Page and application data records

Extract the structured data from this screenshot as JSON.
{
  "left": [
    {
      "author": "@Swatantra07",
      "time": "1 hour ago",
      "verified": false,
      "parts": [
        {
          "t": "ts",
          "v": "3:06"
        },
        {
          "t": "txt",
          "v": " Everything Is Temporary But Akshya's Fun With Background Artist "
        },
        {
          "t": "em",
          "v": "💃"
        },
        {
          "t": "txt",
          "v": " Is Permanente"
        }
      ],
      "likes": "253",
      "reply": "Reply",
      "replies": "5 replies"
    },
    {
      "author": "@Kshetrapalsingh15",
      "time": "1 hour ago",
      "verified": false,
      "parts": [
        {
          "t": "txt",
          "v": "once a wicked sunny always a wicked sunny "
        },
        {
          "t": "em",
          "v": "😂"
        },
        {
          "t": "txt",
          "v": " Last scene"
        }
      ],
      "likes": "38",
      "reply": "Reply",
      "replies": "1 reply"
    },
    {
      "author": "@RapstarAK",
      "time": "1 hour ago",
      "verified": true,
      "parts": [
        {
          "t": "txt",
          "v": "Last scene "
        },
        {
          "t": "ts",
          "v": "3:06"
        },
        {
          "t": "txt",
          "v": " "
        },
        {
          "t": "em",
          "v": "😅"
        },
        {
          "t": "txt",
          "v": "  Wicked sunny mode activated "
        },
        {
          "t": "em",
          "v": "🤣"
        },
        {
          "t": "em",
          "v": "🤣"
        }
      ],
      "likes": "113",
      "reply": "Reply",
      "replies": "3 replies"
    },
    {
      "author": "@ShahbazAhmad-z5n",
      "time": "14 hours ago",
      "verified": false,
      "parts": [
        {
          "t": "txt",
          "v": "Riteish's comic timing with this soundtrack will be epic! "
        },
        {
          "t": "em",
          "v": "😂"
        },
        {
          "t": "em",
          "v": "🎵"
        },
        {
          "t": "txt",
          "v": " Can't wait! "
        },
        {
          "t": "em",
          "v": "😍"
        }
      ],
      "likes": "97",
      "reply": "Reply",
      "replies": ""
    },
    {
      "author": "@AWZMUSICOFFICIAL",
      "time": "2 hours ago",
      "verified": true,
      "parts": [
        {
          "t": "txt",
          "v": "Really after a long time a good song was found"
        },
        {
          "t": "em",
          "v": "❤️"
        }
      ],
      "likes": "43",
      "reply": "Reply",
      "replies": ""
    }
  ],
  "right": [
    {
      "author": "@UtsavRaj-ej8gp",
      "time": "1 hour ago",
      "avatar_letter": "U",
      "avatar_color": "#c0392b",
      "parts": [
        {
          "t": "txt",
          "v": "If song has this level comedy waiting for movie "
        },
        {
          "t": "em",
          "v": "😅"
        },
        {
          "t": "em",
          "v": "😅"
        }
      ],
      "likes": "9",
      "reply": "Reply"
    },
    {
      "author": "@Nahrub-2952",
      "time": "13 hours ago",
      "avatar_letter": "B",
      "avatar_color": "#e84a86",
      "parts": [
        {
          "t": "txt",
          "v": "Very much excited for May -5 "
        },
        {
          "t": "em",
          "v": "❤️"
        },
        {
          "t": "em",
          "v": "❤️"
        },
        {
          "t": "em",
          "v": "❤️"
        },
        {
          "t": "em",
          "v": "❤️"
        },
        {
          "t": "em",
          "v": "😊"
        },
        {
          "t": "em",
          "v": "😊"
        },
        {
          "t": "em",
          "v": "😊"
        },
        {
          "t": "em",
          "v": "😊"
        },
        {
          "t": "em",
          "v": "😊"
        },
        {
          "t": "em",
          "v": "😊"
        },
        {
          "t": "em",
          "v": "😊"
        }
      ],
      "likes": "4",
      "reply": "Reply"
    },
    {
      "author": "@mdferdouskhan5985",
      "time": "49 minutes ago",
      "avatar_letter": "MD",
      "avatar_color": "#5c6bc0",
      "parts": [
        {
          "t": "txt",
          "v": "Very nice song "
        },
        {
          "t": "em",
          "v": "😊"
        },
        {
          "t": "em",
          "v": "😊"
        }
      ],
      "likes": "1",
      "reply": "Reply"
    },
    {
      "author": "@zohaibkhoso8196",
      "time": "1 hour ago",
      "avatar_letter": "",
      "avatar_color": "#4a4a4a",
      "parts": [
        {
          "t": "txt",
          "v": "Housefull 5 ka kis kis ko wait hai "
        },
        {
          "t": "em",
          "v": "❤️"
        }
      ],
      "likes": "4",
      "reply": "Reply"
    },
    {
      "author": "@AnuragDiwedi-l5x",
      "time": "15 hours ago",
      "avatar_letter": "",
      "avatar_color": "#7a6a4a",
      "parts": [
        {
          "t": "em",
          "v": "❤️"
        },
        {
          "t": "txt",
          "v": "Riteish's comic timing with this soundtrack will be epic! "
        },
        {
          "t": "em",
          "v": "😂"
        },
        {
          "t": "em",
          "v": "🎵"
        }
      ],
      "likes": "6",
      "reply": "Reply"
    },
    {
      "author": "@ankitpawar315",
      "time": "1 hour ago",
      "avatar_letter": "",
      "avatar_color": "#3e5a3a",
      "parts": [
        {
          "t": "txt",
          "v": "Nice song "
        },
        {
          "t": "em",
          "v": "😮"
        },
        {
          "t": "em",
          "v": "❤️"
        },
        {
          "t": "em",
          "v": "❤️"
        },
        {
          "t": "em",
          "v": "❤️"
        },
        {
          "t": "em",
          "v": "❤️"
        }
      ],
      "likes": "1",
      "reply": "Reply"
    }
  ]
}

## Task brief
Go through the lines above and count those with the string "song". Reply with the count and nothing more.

## Your solution
4